Exercise material:
::::::::

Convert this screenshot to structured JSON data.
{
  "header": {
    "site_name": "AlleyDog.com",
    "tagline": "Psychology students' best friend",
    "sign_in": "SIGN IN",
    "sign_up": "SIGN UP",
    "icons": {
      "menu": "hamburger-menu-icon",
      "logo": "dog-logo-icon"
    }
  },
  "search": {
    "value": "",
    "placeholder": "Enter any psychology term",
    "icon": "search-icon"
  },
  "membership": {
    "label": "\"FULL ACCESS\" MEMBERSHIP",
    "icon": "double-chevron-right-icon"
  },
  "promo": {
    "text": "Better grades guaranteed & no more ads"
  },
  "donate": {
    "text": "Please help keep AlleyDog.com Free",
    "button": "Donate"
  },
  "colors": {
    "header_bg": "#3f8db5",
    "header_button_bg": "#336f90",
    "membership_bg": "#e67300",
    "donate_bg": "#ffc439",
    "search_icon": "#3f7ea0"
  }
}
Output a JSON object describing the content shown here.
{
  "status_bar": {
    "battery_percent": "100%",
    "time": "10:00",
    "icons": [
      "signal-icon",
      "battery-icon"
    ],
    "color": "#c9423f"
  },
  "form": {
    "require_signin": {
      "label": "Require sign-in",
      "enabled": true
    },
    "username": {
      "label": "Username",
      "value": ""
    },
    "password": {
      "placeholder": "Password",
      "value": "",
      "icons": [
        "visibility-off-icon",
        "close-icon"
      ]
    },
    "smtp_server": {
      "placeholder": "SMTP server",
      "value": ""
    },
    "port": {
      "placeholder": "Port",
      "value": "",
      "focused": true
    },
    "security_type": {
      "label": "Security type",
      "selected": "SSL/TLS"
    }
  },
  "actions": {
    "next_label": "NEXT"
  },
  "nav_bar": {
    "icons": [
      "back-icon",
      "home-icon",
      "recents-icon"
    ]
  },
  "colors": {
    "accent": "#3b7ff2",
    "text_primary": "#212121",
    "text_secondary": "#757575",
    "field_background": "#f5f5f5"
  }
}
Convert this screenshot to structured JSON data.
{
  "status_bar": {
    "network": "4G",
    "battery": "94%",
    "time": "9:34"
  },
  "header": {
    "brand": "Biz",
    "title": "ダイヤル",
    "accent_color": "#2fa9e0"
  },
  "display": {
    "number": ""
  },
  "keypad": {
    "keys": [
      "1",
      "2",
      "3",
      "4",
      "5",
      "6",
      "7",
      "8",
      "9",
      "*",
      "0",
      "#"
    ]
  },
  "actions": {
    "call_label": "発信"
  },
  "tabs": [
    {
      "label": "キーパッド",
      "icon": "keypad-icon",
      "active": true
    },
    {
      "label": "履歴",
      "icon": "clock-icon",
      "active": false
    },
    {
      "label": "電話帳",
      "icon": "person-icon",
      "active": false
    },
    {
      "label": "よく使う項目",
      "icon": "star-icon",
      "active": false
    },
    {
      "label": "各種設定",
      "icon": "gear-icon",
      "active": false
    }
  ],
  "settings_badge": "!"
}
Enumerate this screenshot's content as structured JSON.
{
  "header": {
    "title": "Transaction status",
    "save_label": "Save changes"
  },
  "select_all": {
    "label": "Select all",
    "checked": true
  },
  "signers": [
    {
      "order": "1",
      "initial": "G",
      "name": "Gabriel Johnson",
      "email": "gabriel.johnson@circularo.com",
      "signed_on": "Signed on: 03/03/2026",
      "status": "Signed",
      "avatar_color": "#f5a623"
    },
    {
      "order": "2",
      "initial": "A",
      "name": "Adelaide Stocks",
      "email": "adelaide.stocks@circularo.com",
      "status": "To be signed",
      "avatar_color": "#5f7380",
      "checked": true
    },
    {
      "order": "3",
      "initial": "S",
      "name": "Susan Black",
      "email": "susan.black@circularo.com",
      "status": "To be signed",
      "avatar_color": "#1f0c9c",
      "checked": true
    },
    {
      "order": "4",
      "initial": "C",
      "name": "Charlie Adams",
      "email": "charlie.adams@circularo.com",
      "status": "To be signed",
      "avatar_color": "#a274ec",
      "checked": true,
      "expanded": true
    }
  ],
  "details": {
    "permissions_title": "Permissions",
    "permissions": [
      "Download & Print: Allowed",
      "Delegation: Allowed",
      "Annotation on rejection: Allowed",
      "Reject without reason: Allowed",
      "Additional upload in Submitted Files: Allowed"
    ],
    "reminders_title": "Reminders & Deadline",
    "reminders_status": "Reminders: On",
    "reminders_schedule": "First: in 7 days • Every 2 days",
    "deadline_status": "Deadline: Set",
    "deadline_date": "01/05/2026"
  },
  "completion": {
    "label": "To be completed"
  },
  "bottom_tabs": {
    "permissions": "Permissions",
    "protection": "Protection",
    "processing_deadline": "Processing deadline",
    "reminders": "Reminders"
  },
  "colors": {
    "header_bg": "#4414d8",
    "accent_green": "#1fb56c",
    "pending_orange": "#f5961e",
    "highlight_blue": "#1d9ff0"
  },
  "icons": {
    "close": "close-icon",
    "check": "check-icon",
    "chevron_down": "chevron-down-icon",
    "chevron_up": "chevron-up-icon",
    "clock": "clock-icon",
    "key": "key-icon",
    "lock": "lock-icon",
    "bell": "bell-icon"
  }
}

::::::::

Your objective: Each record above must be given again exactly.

Written response:
Convert this screenshot to structured JSON data.
{
  "header": {
    "site_name": "AlleyDog.com",
    "tagline": "Psychology students' best friend",
    "sign_in": "SIGN IN",
    "sign_up": "SIGN UP",
    "icons": {
      "menu": "hamburger-menu-icon",
      "logo": "dog-logo-icon"
    }
  },
  "search": {
    "value": "",
    "placeholder": "Enter any psychology term",
    "icon": "search-icon"
  },
  "membership": {
    "label": "\"FULL ACCESS\" MEMBERSHIP",
    "icon": "double-chevron-right-icon"
  },
  "promo": {
    "text": "Better grades guaranteed & no more ads"
  },
  "donate": {
    "text": "Please help keep AlleyDog.com Free",
    "button": "Donate"
  },
  "colors": {
    "header_bg": "#3f8db5",
    "header_button_bg": "#336f90",
    "membership_bg": "#e67300",
    "donate_bg": "#ffc439",
    "search_icon": "#3f7ea0"
  }
}
Output a JSON object describing the content shown here.
{
  "status_bar": {
    "battery_percent": "100%",
    "time": "10:00",
    "icons": [
      "signal-icon",
      "battery-icon"
    ],
    "color": "#c9423f"
  },
  "form": {
    "require_signin": {
      "label": "Require sign-in",
      "enabled": true
    },
    "username": {
      "label": "Username",
      "value": ""
    },
    "password": {
      "placeholder": "Password",
      "value": "",
      "icons": [
        "visibility-off-icon",
        "close-icon"
      ]
    },
    "smtp_server": {
      "placeholder": "SMTP server",
      "value": ""
    },
    "port": {
      "placeholder": "Port",
      "value": "",
      "focused": true
    },
    "security_type": {
      "label": "Security type",
      "selected": "SSL/TLS"
    }
  },
  "actions": {
    "next_label": "NEXT"
  },
  "nav_bar": {
    "icons": [
      "back-icon",
      "home-icon",
      "recents-icon"
    ]
  },
  "colors": {
    "accent": "#3b7ff2",
    "text_primary": "#212121",
    "text_secondary": "#757575",
    "field_background": "#f5f5f5"
  }
}
Convert this screenshot to structured JSON data.
{
  "status_bar": {
    "network": "4G",
    "battery": "94%",
    "time": "9:34"
  },
  "header": {
    "brand": "Biz",
    "title": "ダイヤル",
    "accent_color": "#2fa9e0"
  },
  "display": {
    "number": ""
  },
  "keypad": {
    "keys": [
      "1",
      "2",
      "3",
      "4",
      "5",
      "6",
      "7",
      "8",
      "9",
      "*",
      "0",
      "#"
    ]
  },
  "actions": {
    "call_label": "発信"
  },
  "tabs": [
    {
      "label": "キーパッド",
      "icon": "keypad-icon",
      "active": true
    },
    {
      "label": "履歴",
      "icon": "clock-icon",
      "active": false
    },
    {
      "label": "電話帳",
      "icon": "person-icon",
      "active": false
    },
    {
      "label": "よく使う項目",
      "icon": "star-icon",
      "active": false
    },
    {
      "label": "各種設定",
      "icon": "gear-icon",
      "active": false
    }
  ],
  "settings_badge": "!"
}
Enumerate this screenshot's content as structured JSON.
{
  "header": {
    "title": "Transaction status",
    "save_label": "Save changes"
  },
  "select_all": {
    "label": "Select all",
    "checked": true
  },
  "signers": [
    {
      "order": "1",
      "initial": "G",
      "name": "Gabriel Johnson",
      "email": "gabriel.johnson@circularo.com",
      "signed_on": "Signed on: 03/03/2026",
      "status": "Signed",
      "avatar_color": "#f5a623"
    },
    {
      "order": "2",
      "initial": "A",
      "name": "Adelaide Stocks",
      "email": "adelaide.stocks@circularo.com",
      "status": "To be signed",
      "avatar_color": "#5f7380",
      "checked": true
    },
    {
      "order": "3",
      "initial": "S",
      "name": "Susan Black",
      "email": "susan.black@circularo.com",
      "status": "To be signed",
      "avatar_color": "#1f0c9c",
      "checked": true
    },
    {
      "order": "4",
      "initial": "C",
      "name": "Charlie Adams",
      "email": "charlie.adams@circularo.com",
      "status": "To be signed",
      "avatar_color": "#a274ec",
      "checked": true,
      "expanded": true
    }
  ],
  "details": {
    "permissions_title": "Permissions",
    "permissions": [
      "Download & Print: Allowed",
      "Delegation: Allowed",
      "Annotation on rejection: Allowed",
      "Reject without reason: Allowed",
      "Additional upload in Submitted Files: Allowed"
    ],
    "reminders_title": "Reminders & Deadline",
    "reminders_status": "Reminders: On",
    "reminders_schedule": "First: in 7 days • Every 2 days",
    "deadline_status": "Deadline: Set",
    "deadline_date": "01/05/2026"
  },
  "completion": {
    "label": "To be completed"
  },
  "bottom_tabs": {
    "permissions": "Permissions",
    "protection": "Protection",
    "processing_deadline": "Processing deadline",
    "reminders": "Reminders"
  },
  "colors": {
    "header_bg": "#4414d8",
    "accent_green": "#1fb56c",
    "pending_orange": "#f5961e",
    "highlight_blue": "#1d9ff0"
  },
  "icons": {
    "close": "close-icon",
    "check": "check-icon",
    "chevron_down": "chevron-down-icon",
    "chevron_up": "chevron-up-icon",
    "clock": "clock-icon",
    "key": "key-icon",
    "lock": "lock-icon",
    "bell": "bell-icon"
  }
}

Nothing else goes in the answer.